RECORDS FOR THE EXERCISE —

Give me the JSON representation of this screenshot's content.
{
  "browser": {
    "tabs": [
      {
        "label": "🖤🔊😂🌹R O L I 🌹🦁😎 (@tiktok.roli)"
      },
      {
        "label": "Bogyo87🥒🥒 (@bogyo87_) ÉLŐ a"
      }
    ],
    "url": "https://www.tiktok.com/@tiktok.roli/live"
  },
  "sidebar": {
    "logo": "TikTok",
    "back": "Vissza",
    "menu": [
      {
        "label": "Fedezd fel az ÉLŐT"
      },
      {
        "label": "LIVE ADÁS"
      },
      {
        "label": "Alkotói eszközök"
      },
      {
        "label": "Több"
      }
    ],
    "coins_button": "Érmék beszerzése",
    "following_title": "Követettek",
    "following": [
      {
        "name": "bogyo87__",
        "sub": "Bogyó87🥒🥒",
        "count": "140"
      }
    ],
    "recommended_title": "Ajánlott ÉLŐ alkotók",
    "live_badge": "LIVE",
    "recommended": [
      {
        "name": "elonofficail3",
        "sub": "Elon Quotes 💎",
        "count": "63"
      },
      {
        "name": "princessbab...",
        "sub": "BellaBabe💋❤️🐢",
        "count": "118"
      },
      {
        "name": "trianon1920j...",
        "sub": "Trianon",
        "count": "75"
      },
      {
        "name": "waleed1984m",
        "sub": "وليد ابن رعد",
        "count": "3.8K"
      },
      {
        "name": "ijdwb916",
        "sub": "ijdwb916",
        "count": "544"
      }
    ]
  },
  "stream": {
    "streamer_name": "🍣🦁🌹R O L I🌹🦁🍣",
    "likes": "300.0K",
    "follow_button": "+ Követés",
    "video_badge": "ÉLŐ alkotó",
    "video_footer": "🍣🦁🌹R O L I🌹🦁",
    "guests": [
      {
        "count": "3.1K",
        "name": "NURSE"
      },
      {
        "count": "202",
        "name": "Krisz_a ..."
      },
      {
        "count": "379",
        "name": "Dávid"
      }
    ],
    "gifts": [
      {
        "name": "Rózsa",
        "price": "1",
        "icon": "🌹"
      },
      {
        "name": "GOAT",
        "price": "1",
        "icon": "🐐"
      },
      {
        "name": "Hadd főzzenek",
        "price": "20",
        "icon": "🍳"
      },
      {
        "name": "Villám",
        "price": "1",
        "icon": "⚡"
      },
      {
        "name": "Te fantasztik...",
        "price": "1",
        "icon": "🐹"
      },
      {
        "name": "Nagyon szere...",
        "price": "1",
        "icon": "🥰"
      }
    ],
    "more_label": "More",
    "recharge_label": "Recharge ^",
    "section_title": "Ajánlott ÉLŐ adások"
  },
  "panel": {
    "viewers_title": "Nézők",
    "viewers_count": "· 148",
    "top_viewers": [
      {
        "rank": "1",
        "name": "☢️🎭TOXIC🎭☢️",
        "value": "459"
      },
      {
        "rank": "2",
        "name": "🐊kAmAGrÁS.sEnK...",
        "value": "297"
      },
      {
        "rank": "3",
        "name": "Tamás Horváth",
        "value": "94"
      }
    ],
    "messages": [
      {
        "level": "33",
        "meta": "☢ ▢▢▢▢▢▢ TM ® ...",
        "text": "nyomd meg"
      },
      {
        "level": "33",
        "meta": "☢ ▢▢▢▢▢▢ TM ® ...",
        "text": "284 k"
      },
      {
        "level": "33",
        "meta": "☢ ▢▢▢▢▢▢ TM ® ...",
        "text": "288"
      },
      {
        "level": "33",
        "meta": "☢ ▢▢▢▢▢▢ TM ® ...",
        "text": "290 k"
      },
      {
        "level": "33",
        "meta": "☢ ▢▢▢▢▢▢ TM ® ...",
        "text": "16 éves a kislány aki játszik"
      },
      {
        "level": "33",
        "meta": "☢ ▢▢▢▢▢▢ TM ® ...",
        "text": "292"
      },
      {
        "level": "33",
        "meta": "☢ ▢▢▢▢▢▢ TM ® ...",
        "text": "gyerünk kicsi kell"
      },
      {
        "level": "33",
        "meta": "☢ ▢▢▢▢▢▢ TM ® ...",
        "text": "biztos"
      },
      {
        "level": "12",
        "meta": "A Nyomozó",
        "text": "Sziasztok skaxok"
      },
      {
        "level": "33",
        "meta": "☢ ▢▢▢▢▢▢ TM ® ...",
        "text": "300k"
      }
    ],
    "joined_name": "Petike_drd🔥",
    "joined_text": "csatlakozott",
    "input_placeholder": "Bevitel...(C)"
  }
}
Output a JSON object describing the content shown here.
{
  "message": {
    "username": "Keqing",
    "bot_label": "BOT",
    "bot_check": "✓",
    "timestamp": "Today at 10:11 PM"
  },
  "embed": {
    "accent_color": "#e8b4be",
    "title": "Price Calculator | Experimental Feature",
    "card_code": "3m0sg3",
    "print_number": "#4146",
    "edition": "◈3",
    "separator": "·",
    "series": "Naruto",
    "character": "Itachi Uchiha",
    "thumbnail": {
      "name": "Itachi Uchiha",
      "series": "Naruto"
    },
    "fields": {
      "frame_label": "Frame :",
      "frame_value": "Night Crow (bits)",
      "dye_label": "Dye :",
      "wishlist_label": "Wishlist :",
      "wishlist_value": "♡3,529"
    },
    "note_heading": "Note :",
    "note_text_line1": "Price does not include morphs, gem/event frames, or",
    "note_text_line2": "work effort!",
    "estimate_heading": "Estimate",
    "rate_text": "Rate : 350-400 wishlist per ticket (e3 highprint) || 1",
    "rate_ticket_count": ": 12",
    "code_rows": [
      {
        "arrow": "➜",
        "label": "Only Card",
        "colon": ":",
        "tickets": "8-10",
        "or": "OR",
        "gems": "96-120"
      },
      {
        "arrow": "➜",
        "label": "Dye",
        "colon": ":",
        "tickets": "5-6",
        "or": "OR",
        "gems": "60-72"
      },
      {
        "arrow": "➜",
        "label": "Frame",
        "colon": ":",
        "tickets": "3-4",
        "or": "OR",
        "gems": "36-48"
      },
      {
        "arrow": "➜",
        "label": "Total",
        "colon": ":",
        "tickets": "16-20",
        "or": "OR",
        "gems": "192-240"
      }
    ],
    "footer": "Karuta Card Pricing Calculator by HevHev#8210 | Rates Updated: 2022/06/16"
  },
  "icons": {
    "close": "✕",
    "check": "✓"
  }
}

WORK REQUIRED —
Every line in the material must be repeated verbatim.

RESULT OF THE TASK —
Give me the JSON representation of this screenshot's content.
{
  "browser": {
    "tabs": [
      {
        "label": "🖤🔊😂🌹R O L I 🌹🦁😎 (@tiktok.roli)"
      },
      {
        "label": "Bogyo87🥒🥒 (@bogyo87_) ÉLŐ a"
      }
    ],
    "url": "https://www.tiktok.com/@tiktok.roli/live"
  },
  "sidebar": {
    "logo": "TikTok",
    "back": "Vissza",
    "menu": [
      {
        "label": "Fedezd fel az ÉLŐT"
      },
      {
        "label": "LIVE ADÁS"
      },
      {
        "label": "Alkotói eszközök"
      },
      {
        "label": "Több"
      }
    ],
    "coins_button": "Érmék beszerzése",
    "following_title": "Követettek",
    "following": [
      {
        "name": "bogyo87__",
        "sub": "Bogyó87🥒🥒",
        "count": "140"
      }
    ],
    "recommended_title": "Ajánlott ÉLŐ alkotók",
    "live_badge": "LIVE",
    "recommended": [
      {
        "name": "elonofficail3",
        "sub": "Elon Quotes 💎",
        "count": "63"
      },
      {
        "name": "princessbab...",
        "sub": "BellaBabe💋❤️🐢",
        "count": "118"
      },
      {
        "name": "trianon1920j...",
        "sub": "Trianon",
        "count": "75"
      },
      {
        "name": "waleed1984m",
        "sub": "وليد ابن رعد",
        "count": "3.8K"
      },
      {
        "name": "ijdwb916",
        "sub": "ijdwb916",
        "count": "544"
      }
    ]
  },
  "stream": {
    "streamer_name": "🍣🦁🌹R O L I🌹🦁🍣",
    "likes": "300.0K",
    "follow_button": "+ Követés",
    "video_badge": "ÉLŐ alkotó",
    "video_footer": "🍣🦁🌹R O L I🌹🦁",
    "guests": [
      {
        "count": "3.1K",
        "name": "NURSE"
      },
      {
        "count": "202",
        "name": "Krisz_a ..."
      },
      {
        "count": "379",
        "name": "Dávid"
      }
    ],
    "gifts": [
      {
        "name": "Rózsa",
        "price": "1",
        "icon": "🌹"
      },
      {
        "name": "GOAT",
        "price": "1",
        "icon": "🐐"
      },
      {
        "name": "Hadd főzzenek",
        "price": "20",
        "icon": "🍳"
      },
      {
        "name": "Villám",
        "price": "1",
        "icon": "⚡"
      },
      {
        "name": "Te fantasztik...",
        "price": "1",
        "icon": "🐹"
      },
      {
        "name": "Nagyon szere...",
        "price": "1",
        "icon": "🥰"
      }
    ],
    "more_label": "More",
    "recharge_label": "Recharge ^",
    "section_title": "Ajánlott ÉLŐ adások"
  },
  "panel": {
    "viewers_title": "Nézők",
    "viewers_count": "· 148",
    "top_viewers": [
      {
        "rank": "1",
        "name": "☢️🎭TOXIC🎭☢️",
        "value": "459"
      },
      {
        "rank": "2",
        "name": "🐊kAmAGrÁS.sEnK...",
        "value": "297"
      },
      {
        "rank": "3",
        "name": "Tamás Horváth",
        "value": "94"
      }
    ],
    "messages": [
      {
        "level": "33",
        "meta": "☢ ▢▢▢▢▢▢ TM ® ...",
        "text": "nyomd meg"
      },
      {
        "level": "33",
        "meta": "☢ ▢▢▢▢▢▢ TM ® ...",
        "text": "284 k"
      },
      {
        "level": "33",
        "meta": "☢ ▢▢▢▢▢▢ TM ® ...",
        "text": "288"
      },
      {
        "level": "33",
        "meta": "☢ ▢▢▢▢▢▢ TM ® ...",
        "text": "290 k"
      },
      {
        "level": "33",
        "meta": "☢ ▢▢▢▢▢▢ TM ® ...",
        "text": "16 éves a kislány aki játszik"
      },
      {
        "level": "33",
        "meta": "☢ ▢▢▢▢▢▢ TM ® ...",
        "text": "292"
      },
      {
        "level": "33",
        "meta": "☢ ▢▢▢▢▢▢ TM ® ...",
        "text": "gyerünk kicsi kell"
      },
      {
        "level": "33",
        "meta": "☢ ▢▢▢▢▢▢ TM ® ...",
        "text": "biztos"
      },
      {
        "level": "12",
        "meta": "A Nyomozó",
        "text": "Sziasztok skaxok"
      },
      {
        "level": "33",
        "meta": "☢ ▢▢▢▢▢▢ TM ® ...",
        "text": "300k"
      }
    ],
    "joined_name": "Petike_drd🔥",
    "joined_text": "csatlakozott",
    "input_placeholder": "Bevitel...(C)"
  }
}
Output a JSON object describing the content shown here.
{
  "message": {
    "username": "Keqing",
    "bot_label": "BOT",
    "bot_check": "✓",
    "timestamp": "Today at 10:11 PM"
  },
  "embed": {
    "accent_color": "#e8b4be",
    "title": "Price Calculator | Experimental Feature",
    "card_code": "3m0sg3",
    "print_number": "#4146",
    "edition": "◈3",
    "separator": "·",
    "series": "Naruto",
    "character": "Itachi Uchiha",
    "thumbnail": {
      "name": "Itachi Uchiha",
      "series": "Naruto"
    },
    "fields": {
      "frame_label": "Frame :",
      "frame_value": "Night Crow (bits)",
      "dye_label": "Dye :",
      "wishlist_label": "Wishlist :",
      "wishlist_value": "♡3,529"
    },
    "note_heading": "Note :",
    "note_text_line1": "Price does not include morphs, gem/event frames, or",
    "note_text_line2": "work effort!",
    "estimate_heading": "Estimate",
    "rate_text": "Rate : 350-400 wishlist per ticket (e3 highprint) || 1",
    "rate_ticket_count": ": 12",
    "code_rows": [
      {
        "arrow": "➜",
        "label": "Only Card",
        "colon": ":",
        "tickets": "8-10",
        "or": "OR",
        "gems": "96-120"
      },
      {
        "arrow": "➜",
        "label": "Dye",
        "colon": ":",
        "tickets": "5-6",
        "or": "OR",
        "gems": "60-72"
      },
      {
        "arrow": "➜",
        "label": "Frame",
        "colon": ":",
        "tickets": "3-4",
        "or": "OR",
        "gems": "36-48"
      },
      {
        "arrow": "➜",
        "label": "Total",
        "colon": ":",
        "tickets": "16-20",
        "or": "OR",
        "gems": "192-240"
      }
    ],
    "footer": "Karuta Card Pricing Calculator by HevHev#8210 | Rates Updated: 2022/06/16"
  },
  "icons": {
    "close": "✕",
    "check": "✓"
  }
}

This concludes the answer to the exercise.